What you return should be the lines of the data containing "ввода", each in full.

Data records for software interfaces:
......

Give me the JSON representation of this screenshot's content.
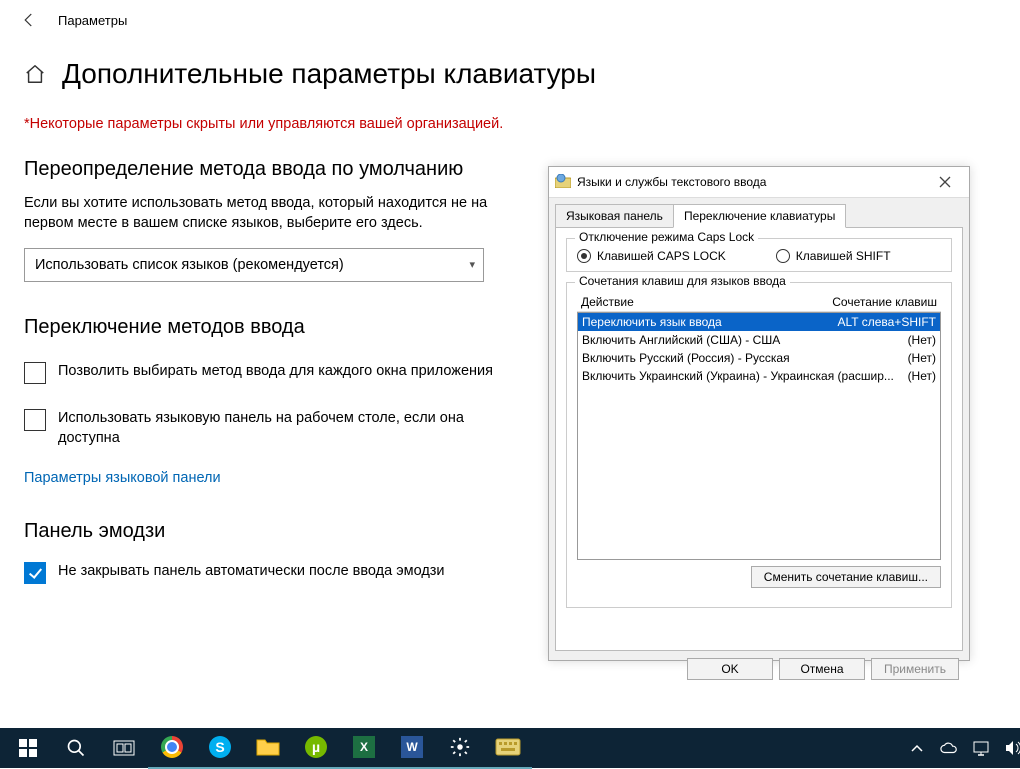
{
  "header": {
    "title": "Параметры"
  },
  "page": {
    "title": "Дополнительные параметры клавиатуры",
    "warning": "*Некоторые параметры скрыты или управляются вашей организацией."
  },
  "override": {
    "heading": "Переопределение метода ввода по умолчанию",
    "body": "Если вы хотите использовать метод ввода, который находится не на первом месте в вашем списке языков, выберите его здесь.",
    "dropdown_value": "Использовать список языков (рекомендуется)"
  },
  "switching": {
    "heading": "Переключение методов ввода",
    "chk_per_window": "Позволить выбирать метод ввода для каждого окна приложения",
    "chk_langbar": "Использовать языковую панель на рабочем столе, если она доступна",
    "link": "Параметры языковой панели"
  },
  "emoji": {
    "heading": "Панель эмодзи",
    "chk_label": "Не закрывать панель автоматически после ввода эмодзи"
  },
  "dialog": {
    "title": "Языки и службы текстового ввода",
    "tabs": {
      "t1": "Языковая панель",
      "t2": "Переключение клавиатуры"
    },
    "caps_group": "Отключение режима Caps Lock",
    "radio_caps": "Клавишей CAPS LOCK",
    "radio_shift": "Клавишей SHIFT",
    "hotkeys_group": "Сочетания клавиш для языков ввода",
    "col_action": "Действие",
    "col_keys": "Сочетание клавиш",
    "rows": [
      {
        "action": "Переключить язык ввода",
        "keys": "ALT слева+SHIFT"
      },
      {
        "action": "Включить Английский (США) - США",
        "keys": "(Нет)"
      },
      {
        "action": "Включить Русский (Россия) - Русская",
        "keys": "(Нет)"
      },
      {
        "action": "Включить Украинский (Украина) - Украинская (расшир...",
        "keys": "(Нет)"
      }
    ],
    "btn_change": "Сменить сочетание клавиш...",
    "btn_ok": "OK",
    "btn_cancel": "Отмена",
    "btn_apply": "Применить"
  }
}
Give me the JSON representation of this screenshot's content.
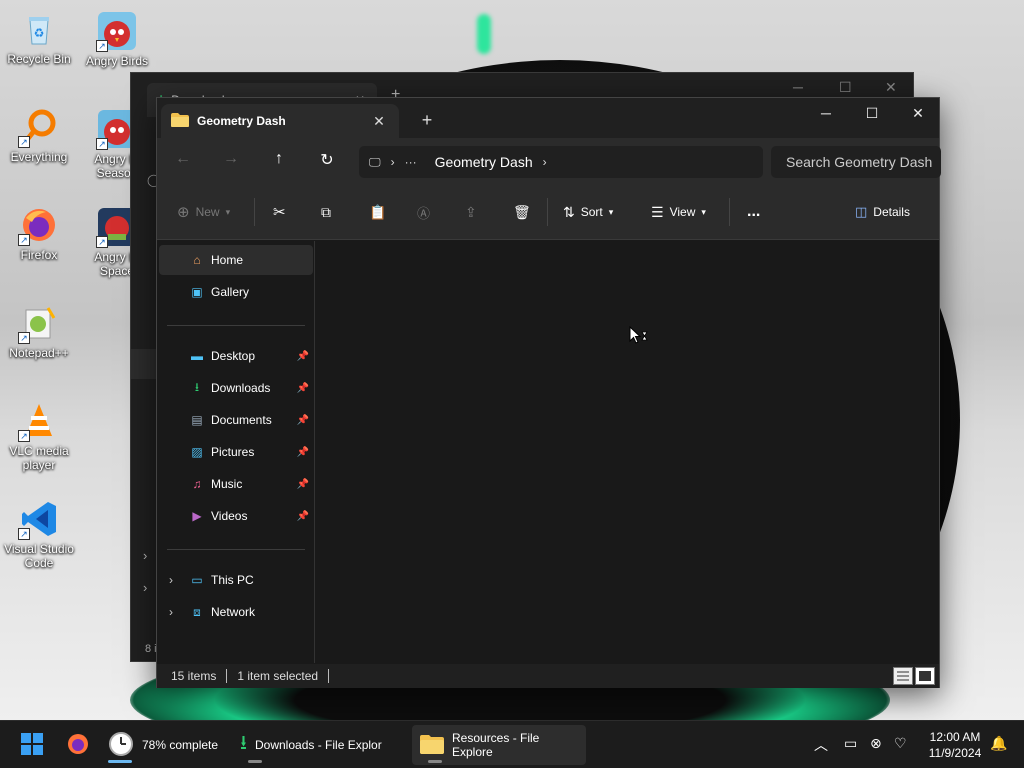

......

SOLUTION
    "heading": "Переопределение метода ввода по умолчанию",
    "body": "Если вы хотите использовать метод ввода, который находится не на первом месте в вашем списке языков, выберите его здесь.",
    "heading": "Переключение методов ввода",
    "chk_per_window": "Позволить выбирать метод ввода для каждого окна приложения",
    "chk_label": "Не закрывать панель автоматически после ввода эмодзи"
    "title": "Языки и службы текстового ввода",
    "hotkeys_group": "Сочетания клавиш для языков ввода",
        "action": "Переключить язык ввода",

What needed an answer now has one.